Oh, and it’s “Gaffer’s Tape” which has a cloth fabric backing. Duct Tape has a plastic backing and will melt around theatrical lighting.
And either are suitable for this application, though as I have a copious supply of Gaffa (Gaffer, Gaffer’s, Gaff) tape, that’s what I used.
Drifting further off topic; long before becoming a brand name, the term “duck” referred to a light waterproof cotton canvas material. “Ducking” was a tight weave canvas (“cotton duck” or “duck cloth”), treated with wax or oil to make it repel water for use as tent material, hence “duck paulin”.
Drifting back again; blowing on it is probably not a very good test. The wind effect that comprehensively destroys a show is the low end roar of wind hitting the diaphragm. Even a very thin material (such as ladies stockings) should significantly reduce that effect, much in the way that a vocal pop shield works. It may be worth waiting for the weather to improve before continuing tests.
It would look gawd-awful ugly, but you could make a cage around the microphone from bent metal clothes hangers and then stretch two coverings of ladies’ panty hose over it. Effectively making an all-direction pop and blast filter. It should have near zero effect on the pattern or frequency response.
I heard from the production guy on the fourth floor.
“It was a loofah washcloth that you could put your hand inside. I just slipped the recorder inside. I

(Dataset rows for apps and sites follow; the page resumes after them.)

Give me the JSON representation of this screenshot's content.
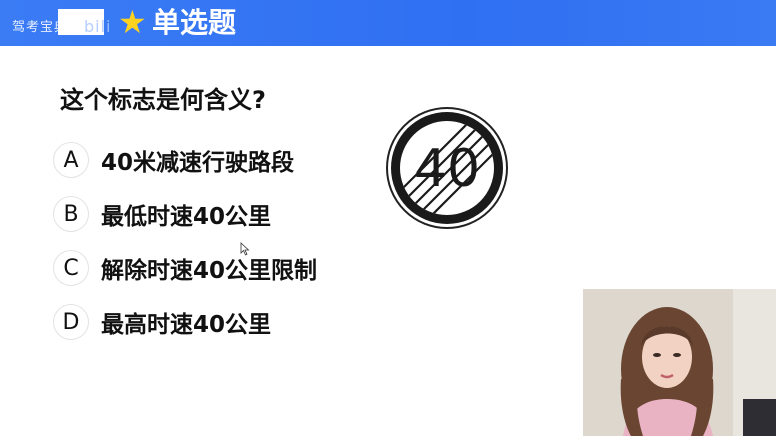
{
  "header": {
    "brand": "驾考宝典",
    "watermark": "bili",
    "title": "单选题",
    "bg_color": "#3174f2",
    "star_color": "#ffd21f"
  },
  "question": {
    "text": "这个标志是何含义?",
    "sign_value": "40"
  },
  "options": [
    {
      "letter": "A",
      "text": "40米减速行驶路段"
    },
    {
      "letter": "B",
      "text": "最低时速40公里"
    },
    {
      "letter": "C",
      "text": "解除时速40公里限制"
    },
    {
      "letter": "D",
      "text": "最高时速40公里"
    }
  ]
}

found that the loofah material was fairly acoustically transparent, though not as much so as a proper zeppelin fur which is what will do the best job. Your mileage may vary of course.”